Reference
Lake, I.R., Gillespie, I.A., Bentham, G., Nichols, G.L., Lane, C., Adak, G.K. and Threlfall, E.J. 2009. A re-evaluation of the impact of temperature and climate change on foodborne illness. Epidemiology and Infection 137: 1538-1547.

Background
It is a well-known fact, as Lake et al. (2009) report, that "increased ambient temperature may lead to increased foodborne illness for several reasons," and that in the absence of any control measures "increased ambient temperatures may therefore increase bacterial reproduction at various points along the food chain, making the consequences of any subsequent ingestion more severe," citing the studies of Heyndrickx et al. (2002), Tam et al. (2003) and Kovats et al. (2004).

What was done
To gain a better understanding of these coupled phenomena and see how their relationships may have changed over the years, the seven scientists studied food poisoning, campylobacteriosis, salmonellosis, Salmonella Typhimurium infections and Salmonella Enteritidis infections in England and Wales from the mid-1970s and early 1980s to 2007, based on data obtained from the UK's Office for National Statistics and its Health Protection Agency.

What was learned
The work of the United Kingdom researchers revealed that all five of the maladies they studied "were positively associated (P<0.01) with temperature in the current and previous week," and that "food poisoning, salmonellosis and S. Typhimurium infections were also associated with temperature 2-5 weeks previously (P<0.01)," supportive of the view that rising temperatures could indeed lead to increases in these health problems. However, they also found "there were significant reductions in the impact of temperature on foodborne illnesses over time," consistent with "reduced pathogen concentrations in food and improved food hygiene over time."

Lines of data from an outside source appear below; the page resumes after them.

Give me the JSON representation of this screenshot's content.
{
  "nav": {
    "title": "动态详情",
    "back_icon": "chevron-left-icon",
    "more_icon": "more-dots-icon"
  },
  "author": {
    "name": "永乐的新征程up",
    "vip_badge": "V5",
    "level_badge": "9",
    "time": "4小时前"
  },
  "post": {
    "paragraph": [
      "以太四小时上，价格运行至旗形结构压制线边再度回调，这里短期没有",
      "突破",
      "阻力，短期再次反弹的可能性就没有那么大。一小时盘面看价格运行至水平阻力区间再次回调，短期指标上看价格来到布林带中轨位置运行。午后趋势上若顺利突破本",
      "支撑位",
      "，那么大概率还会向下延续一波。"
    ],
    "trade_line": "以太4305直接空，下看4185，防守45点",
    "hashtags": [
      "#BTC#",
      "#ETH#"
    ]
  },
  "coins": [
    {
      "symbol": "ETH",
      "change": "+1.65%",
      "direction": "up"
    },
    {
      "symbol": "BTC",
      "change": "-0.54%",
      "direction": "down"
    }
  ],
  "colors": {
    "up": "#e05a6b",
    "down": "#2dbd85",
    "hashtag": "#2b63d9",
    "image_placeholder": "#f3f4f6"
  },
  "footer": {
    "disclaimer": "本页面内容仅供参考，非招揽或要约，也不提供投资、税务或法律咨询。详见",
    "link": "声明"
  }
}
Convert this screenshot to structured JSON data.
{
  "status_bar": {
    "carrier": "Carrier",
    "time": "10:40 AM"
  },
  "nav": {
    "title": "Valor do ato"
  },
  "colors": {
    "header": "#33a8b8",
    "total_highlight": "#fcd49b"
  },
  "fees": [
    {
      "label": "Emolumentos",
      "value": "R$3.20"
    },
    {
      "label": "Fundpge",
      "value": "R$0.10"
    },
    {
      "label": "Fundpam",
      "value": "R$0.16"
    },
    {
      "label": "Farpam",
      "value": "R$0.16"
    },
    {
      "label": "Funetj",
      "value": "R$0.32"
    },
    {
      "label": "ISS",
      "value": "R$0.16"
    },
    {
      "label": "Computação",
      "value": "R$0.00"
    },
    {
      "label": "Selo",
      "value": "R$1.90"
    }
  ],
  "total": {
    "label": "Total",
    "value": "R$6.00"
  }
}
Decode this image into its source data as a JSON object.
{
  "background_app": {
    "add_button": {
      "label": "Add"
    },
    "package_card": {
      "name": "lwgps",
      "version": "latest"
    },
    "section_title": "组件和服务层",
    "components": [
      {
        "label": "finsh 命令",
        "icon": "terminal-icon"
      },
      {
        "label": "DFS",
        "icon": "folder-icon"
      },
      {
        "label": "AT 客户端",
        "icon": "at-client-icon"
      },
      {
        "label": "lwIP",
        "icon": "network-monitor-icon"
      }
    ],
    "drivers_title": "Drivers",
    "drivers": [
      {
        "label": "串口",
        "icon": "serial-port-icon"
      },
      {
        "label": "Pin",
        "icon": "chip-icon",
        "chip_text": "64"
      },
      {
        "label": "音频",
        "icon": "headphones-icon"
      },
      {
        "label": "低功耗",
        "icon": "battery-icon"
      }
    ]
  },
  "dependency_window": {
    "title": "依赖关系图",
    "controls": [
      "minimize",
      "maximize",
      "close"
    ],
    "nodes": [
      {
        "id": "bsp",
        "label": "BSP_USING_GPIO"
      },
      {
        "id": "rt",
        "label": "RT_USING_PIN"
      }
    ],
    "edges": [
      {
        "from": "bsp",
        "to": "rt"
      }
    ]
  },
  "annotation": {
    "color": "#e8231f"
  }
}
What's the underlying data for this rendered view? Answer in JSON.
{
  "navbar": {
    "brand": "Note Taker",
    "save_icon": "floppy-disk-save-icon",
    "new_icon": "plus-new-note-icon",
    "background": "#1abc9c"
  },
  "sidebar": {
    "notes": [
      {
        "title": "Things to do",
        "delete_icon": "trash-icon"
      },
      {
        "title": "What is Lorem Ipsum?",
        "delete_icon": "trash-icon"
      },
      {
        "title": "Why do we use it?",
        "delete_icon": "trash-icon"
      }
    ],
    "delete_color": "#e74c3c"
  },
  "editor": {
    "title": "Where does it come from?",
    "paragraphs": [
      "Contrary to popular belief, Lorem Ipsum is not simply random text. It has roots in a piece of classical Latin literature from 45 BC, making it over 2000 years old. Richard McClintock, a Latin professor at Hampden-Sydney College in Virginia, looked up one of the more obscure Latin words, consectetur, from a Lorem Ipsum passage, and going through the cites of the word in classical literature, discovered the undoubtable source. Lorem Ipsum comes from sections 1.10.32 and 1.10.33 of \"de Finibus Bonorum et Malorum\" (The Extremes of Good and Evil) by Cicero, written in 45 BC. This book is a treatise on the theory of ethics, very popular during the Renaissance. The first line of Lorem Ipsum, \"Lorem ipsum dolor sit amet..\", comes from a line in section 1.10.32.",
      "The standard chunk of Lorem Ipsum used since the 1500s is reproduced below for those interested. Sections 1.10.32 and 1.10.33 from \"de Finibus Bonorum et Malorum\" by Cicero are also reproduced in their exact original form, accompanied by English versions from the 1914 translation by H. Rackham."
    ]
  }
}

What it means
Lake et al. note that some prior studies -- Bentham and Langford (2001), Ebi et al. (2006) and McMichael et al. (2006) -- have extrapolated results of the incidence of foodborne illness as a function of temperature into the future, with the result that they portend increases in foodborne illnesses in a warming world. Their results, however, suggest that this tendency can actually be reversed "through reducing the pathogen levels in major food groups and improving food hygiene at the domestic and institutional level," as has successfully been done in England and Wales.

References
Betham, G. and Langford, I.H. 2001. Environmental temperatures and the incidence of food poisoning in England and Wales. International Journal of Biometeorology 45: 22-26.

Ebi, K.L., Mills, D.M., Smith, J.B. and Grambsch, A. 2006. Climate change and human health impacts in the United States: an update on the results of the U.S. National Assessment. Environmental Health Perspectives 114: 1318-1324.

Heyndrickx, M., Vandekerchove, D., Herman, L., Rollier, I., Grijspeerdt, K. and De Zutter, L. 2002. Routes for salmonella contamination of poultry meat: Epidemiological study from hatchery to slaughterhouse. Epidemiology and Infection 129: 253-265.

Kovats, R.S., Edwards, S.J., Hajat, S., Armstrong, B.G., Ebi, K.L., Menne, B. et al. 2004. The effect of temperature on food poisoning: a time-series analysis of salmonellosis in ten European countries. Epidemiology and Infection 132: 443-453.

McMichael, A.J., Woodruff, R.E. and Hales, S. 2006. Climate change and human health: present and future risks. Lancet 367: 859-869.

Tan, C.C., Rodrigues, L.C. and O'Brien, S.J. 2003. The study of infectious intestinal disease in England: what risk factors for presentation to general practice tell us about potential for selection bias in case-control studies of reported cases of diarrhoea. International Journal of Epidemiology 32: 99-105.

Reviewed 16 March 2011